-- Data under study follows --

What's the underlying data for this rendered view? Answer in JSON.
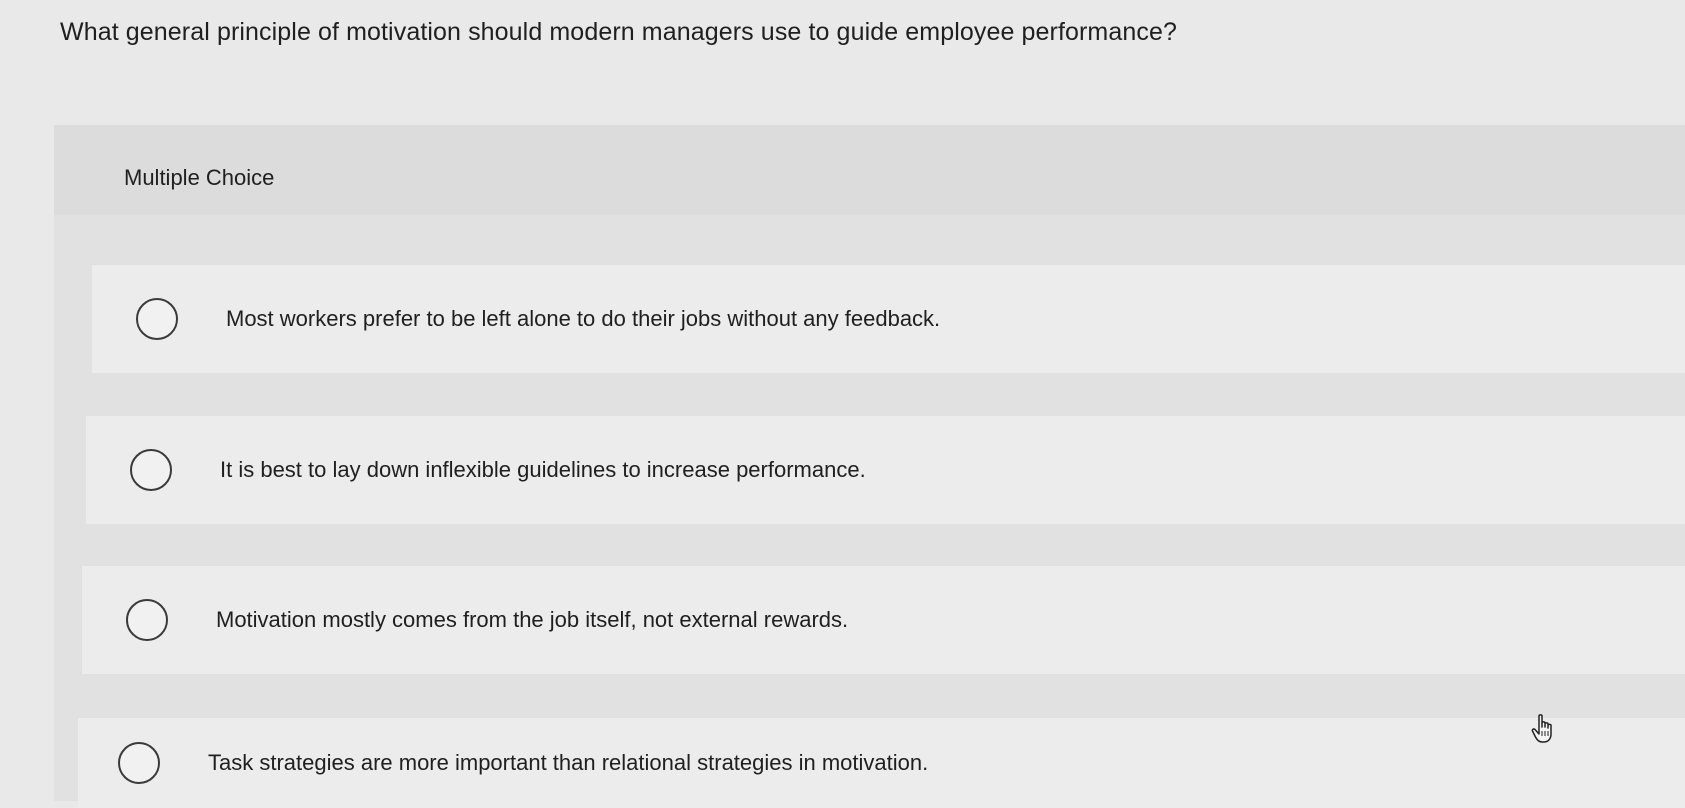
{
  "question": {
    "text": "What general principle of motivation should modern managers use to guide employee performance?"
  },
  "section": {
    "label": "Multiple Choice"
  },
  "options": [
    {
      "text": "Most workers prefer to be left alone to do their jobs without any feedback.",
      "selected": false
    },
    {
      "text": "It is best to lay down inflexible guidelines to increase performance.",
      "selected": false
    },
    {
      "text": "Motivation mostly comes from the job itself, not external rewards.",
      "selected": false
    },
    {
      "text": "Task strategies are more important than relational strategies in motivation.",
      "selected": false
    }
  ],
  "cursor": {
    "icon": "hand-pointer-icon"
  },
  "colors": {
    "background": "#e9e9e9",
    "panel": "#e1e1e1",
    "option_row": "#ececec",
    "text": "#1f1f1f"
  }
}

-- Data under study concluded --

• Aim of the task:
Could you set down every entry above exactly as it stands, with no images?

• Exercise answer:
What's the underlying data for this rendered view? Answer in JSON.
{
  "question": {
    "text": "What general principle of motivation should modern managers use to guide employee performance?"
  },
  "section": {
    "label": "Multiple Choice"
  },
  "options": [
    {
      "text": "Most workers prefer to be left alone to do their jobs without any feedback.",
      "selected": false
    },
    {
      "text": "It is best to lay down inflexible guidelines to increase performance.",
      "selected": false
    },
    {
      "text": "Motivation mostly comes from the job itself, not external rewards.",
      "selected": false
    },
    {
      "text": "Task strategies are more important than relational strategies in motivation.",
      "selected": false
    }
  ],
  "cursor": {
    "icon": "hand-pointer-icon"
  },
  "colors": {
    "background": "#e9e9e9",
    "panel": "#e1e1e1",
    "option_row": "#ececec",
    "text": "#1f1f1f"
  }
}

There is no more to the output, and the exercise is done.